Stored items
========

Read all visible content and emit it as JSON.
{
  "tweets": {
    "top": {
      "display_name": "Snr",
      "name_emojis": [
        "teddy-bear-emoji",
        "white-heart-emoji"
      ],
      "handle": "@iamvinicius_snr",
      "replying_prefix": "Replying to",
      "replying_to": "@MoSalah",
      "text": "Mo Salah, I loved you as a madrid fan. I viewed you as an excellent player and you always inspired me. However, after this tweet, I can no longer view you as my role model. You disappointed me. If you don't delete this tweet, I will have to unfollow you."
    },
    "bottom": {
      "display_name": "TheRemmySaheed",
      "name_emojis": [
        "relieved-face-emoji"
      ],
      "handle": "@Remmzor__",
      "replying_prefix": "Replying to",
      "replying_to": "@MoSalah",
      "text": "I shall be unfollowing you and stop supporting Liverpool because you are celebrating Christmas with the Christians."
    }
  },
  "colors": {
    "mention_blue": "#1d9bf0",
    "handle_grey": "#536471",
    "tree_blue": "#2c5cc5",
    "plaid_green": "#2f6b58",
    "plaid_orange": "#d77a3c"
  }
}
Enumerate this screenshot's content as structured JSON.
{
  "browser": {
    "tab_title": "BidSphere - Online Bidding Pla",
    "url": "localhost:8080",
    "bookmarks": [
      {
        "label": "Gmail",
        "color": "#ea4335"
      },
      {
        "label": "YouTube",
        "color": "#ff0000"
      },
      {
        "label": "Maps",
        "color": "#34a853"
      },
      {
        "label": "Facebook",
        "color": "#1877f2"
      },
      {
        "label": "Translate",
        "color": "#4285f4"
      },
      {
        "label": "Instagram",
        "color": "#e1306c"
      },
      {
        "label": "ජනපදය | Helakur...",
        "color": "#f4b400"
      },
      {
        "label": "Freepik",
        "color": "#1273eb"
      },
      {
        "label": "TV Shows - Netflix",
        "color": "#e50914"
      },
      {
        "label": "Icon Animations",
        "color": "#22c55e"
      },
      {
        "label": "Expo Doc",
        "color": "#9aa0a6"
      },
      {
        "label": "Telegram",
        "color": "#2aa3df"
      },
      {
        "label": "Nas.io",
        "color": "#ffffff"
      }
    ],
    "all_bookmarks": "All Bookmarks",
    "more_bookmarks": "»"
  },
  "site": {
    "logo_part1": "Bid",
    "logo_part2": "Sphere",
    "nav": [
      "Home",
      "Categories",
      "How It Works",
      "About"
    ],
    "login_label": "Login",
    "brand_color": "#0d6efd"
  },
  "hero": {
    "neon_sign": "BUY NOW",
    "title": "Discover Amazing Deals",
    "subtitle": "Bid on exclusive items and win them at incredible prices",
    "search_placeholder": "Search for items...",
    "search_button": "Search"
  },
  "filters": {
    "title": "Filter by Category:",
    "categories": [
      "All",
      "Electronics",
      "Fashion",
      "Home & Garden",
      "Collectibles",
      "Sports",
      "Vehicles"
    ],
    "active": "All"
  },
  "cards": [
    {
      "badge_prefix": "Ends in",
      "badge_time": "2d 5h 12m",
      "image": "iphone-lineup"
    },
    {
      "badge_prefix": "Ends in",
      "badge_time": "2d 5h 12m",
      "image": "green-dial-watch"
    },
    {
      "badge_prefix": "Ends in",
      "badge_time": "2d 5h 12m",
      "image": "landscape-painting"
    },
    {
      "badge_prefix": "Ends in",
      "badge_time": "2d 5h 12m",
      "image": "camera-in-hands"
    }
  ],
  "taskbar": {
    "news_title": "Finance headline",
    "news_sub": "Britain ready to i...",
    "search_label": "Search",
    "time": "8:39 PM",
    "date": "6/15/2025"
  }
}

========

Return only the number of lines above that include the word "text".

2